Prompt
Scan the lines below for "Couple" and copy the matches.

___ Extracted data

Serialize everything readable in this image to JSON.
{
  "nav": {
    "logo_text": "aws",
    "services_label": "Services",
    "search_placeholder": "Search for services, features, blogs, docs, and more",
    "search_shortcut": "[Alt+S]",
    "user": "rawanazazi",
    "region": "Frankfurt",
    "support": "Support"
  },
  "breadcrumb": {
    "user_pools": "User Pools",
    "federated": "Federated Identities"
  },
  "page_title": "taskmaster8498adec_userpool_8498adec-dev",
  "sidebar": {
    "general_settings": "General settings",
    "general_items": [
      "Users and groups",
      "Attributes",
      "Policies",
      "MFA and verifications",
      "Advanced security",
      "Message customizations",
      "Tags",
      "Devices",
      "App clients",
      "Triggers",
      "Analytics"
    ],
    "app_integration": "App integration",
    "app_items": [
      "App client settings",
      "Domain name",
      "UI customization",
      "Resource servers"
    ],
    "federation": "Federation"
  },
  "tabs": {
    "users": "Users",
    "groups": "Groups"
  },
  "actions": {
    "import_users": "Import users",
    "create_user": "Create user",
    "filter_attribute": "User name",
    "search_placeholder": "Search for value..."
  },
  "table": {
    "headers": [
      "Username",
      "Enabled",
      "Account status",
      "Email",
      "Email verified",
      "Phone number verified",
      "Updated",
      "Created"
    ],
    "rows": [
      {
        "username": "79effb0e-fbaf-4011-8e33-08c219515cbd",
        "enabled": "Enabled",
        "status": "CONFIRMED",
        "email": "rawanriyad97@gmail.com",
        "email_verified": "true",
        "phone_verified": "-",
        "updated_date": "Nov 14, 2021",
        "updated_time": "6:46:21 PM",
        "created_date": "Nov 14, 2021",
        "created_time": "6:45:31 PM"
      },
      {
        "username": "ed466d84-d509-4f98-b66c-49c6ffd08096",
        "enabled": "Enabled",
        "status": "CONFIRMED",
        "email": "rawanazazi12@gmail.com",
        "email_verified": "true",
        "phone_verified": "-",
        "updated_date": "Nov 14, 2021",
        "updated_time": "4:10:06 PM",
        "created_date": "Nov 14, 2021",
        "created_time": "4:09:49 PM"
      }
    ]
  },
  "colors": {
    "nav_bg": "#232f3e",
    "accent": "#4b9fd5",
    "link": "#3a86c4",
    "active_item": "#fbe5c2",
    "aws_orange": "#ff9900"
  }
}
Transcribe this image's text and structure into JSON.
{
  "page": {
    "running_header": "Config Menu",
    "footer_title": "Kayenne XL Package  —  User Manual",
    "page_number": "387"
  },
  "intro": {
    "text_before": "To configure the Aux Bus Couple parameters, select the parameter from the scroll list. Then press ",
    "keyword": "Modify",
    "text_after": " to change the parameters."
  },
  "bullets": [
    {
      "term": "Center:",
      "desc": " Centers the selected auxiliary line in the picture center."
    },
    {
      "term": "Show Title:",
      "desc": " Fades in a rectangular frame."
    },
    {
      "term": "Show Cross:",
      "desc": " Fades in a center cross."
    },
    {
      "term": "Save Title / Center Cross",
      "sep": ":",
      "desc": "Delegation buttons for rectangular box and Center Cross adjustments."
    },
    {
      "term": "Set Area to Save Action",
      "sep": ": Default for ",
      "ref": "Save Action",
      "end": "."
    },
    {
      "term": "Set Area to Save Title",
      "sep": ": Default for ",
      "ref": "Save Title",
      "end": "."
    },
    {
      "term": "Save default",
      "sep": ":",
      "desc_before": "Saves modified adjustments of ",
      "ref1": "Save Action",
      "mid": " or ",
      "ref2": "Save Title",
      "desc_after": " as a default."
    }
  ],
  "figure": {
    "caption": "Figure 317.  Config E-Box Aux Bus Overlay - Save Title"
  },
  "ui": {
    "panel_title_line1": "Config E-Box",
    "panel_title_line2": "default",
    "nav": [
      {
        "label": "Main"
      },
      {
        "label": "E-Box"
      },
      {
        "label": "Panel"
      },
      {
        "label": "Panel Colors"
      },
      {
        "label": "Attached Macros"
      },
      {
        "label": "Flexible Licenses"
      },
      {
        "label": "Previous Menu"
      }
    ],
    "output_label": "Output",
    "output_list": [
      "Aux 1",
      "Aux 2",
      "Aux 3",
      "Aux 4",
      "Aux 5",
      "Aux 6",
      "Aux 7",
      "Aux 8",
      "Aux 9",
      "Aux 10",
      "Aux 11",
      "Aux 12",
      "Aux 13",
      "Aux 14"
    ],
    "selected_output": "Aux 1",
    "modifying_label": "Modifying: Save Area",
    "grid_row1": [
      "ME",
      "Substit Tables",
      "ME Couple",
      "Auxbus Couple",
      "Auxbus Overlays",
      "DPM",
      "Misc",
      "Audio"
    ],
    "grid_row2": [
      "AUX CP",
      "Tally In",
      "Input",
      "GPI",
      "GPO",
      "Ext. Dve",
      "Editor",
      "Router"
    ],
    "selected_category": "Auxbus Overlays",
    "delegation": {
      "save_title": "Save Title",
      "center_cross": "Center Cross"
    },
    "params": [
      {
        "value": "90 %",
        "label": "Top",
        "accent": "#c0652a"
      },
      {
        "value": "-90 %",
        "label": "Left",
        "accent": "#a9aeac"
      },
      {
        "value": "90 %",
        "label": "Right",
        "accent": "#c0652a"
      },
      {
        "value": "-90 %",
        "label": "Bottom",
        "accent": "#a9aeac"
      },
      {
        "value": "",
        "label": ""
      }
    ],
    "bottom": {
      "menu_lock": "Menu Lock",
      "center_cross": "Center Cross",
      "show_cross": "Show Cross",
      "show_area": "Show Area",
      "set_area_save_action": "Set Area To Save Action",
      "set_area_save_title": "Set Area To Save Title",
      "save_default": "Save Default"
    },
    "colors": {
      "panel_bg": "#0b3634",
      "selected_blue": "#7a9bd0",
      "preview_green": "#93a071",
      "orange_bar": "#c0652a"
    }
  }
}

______

Your response
    "text_before": "To configure the Aux Bus Couple parameters, select the parameter from the scroll list. Then press ",
      "ME Couple",
      "Auxbus Couple",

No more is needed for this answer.